The reason why brands such as Samsung and Apple are coming out with Night Mode is to reduce the negative effect of blue light on our circadian rhythm, or our sleep cycles. Light, especially light in the blue wavelength region of the spectrum, is the most powerful signal for shifting or resetting our circadian rhythm. Low levels of melatonin is present during the day and those levels go up a few hours before going to sleep and peaks in the middle of the night. Melatonin is a natural hormone found in the body that regulates sleep and wakefulness; in other words melatonin is what synchronizes our mind and body to our sleep cycles. Light suppresses melatonin. When we are watching our LCD or OLED TVs, working on our LCD monitors, watching movies on our tablets and/or smartphones we are letting a bunch of light especially blue light into our eyes that suppresses melatonin. Light in the evening causes a circadian delay and shifts our circadian rhythm to a later schedule. The more we look at our devices in the evening the harder it is for us to fall asleep when we want to. The best thing to do to reset our circadian rhythm to a healthy cycle is to put down our devices in the early evenings, but if that’s not possible having a display with an effective Night Mode is essential to prevent your circadian cycle to be shifted toward later in the evening. Finally and most importantly all of this is to sleep well, which is paramount if you want to feel good and be productive the next day.
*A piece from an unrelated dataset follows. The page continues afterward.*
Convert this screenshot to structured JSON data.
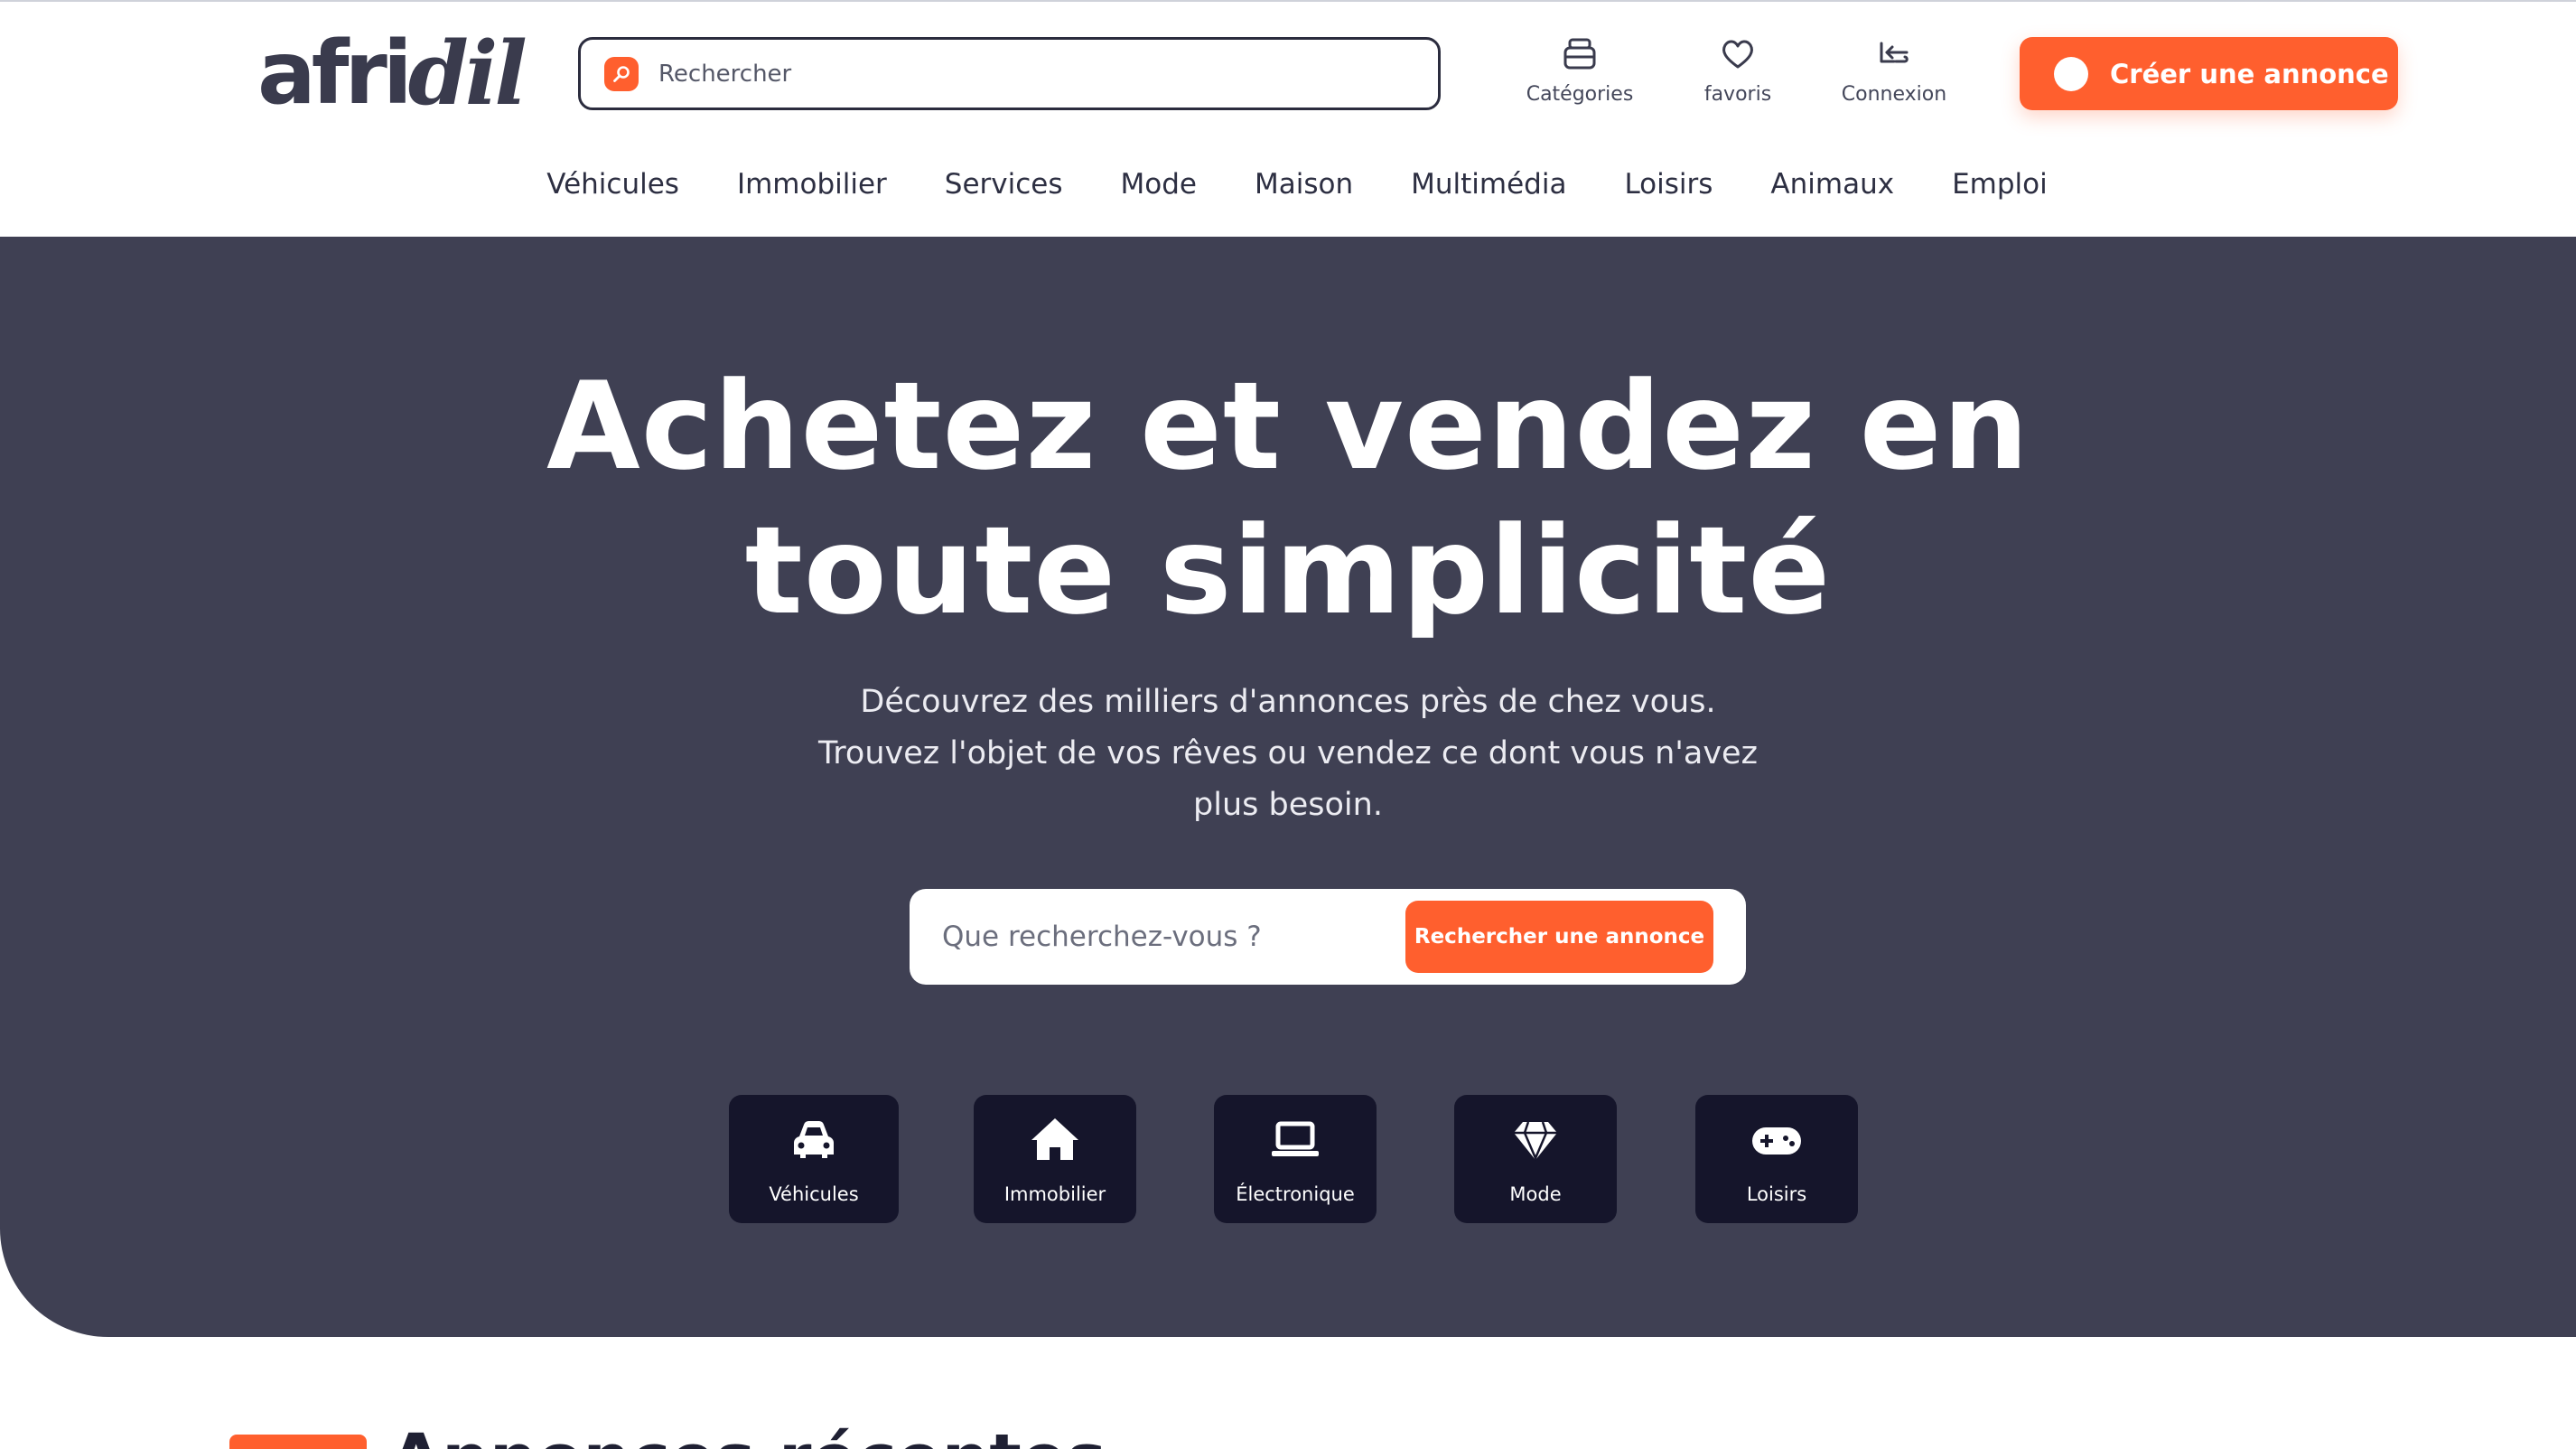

Samsung Galaxy S8 Camera System

Camera Most of us have one camera: our smartphones. That’s why having a good camera on our smartphones has become so important. The S8 and S8+ has a fast ƒ/1.7 aperture lens, on both the back and front lenses. The iPhone 7’s lens is fast too, at ƒ/1.8 (the wide-angle lens), but falls a little behind. The faster the lens the more light it brings into the image sensor. In other words, we can take photos in darker settings without resorting to the flash.

The image sensor pixel size is important too. The larger the pixel size the more light it can absorb. The S8 and S8+ has a 1/2.55-inch image sensor, coupled with 12 megapixels, results in the pixel size of 1.4µm. According to Chipworks the iPhone 7 and 7 Plus sport the same 12 megapixels but image sensor pixels are smaller: 1.22µm. We will be able to take photos in darker environments with the S8 than we can with the iPhone 7.

Selfies are huge. And Samsung made sure to update the front camera. The selfie camera sports an 8 megapixel image sensor, an improved face detection algorithm for faster and more accurate autofocus. The aperture is the same as the rear camera at ƒ/1.7, but with a slightly smaller pixel size of 1.22µm. The FOV (field of view) is a wide 80 degrees. Often we are taking selfies with a group of people and that’s when a wider FOV becomes important.

EverythingApplePro took the Galaxy S8 and the iPhone 7 out for some side-by-side comparison testing. The conclusion? The S8 had the upper edge, but it was quite close. Take a look for yourself.

The Samsung Galaxy S8 and S8+ is without a doubt a much more beautiful smartphone than the LG G6 and especially the iPhone 7 Plus. How our smartphone looks is definitely important, but beauty isn’t everything. In terms of overall system speed, that’s a different story: check out EverythingApplePro’s “Samsung Galaxy S8 vs iPhone 7 Plus Speed Test”. iPhone 7 Plus wins, especially when already opened apps are relaunched. The multicore performance GeekBench benchmarks are similar between the two, but the single core performance of the iPhone 7 Plus is a little less than 2x that of the Galaxy S8.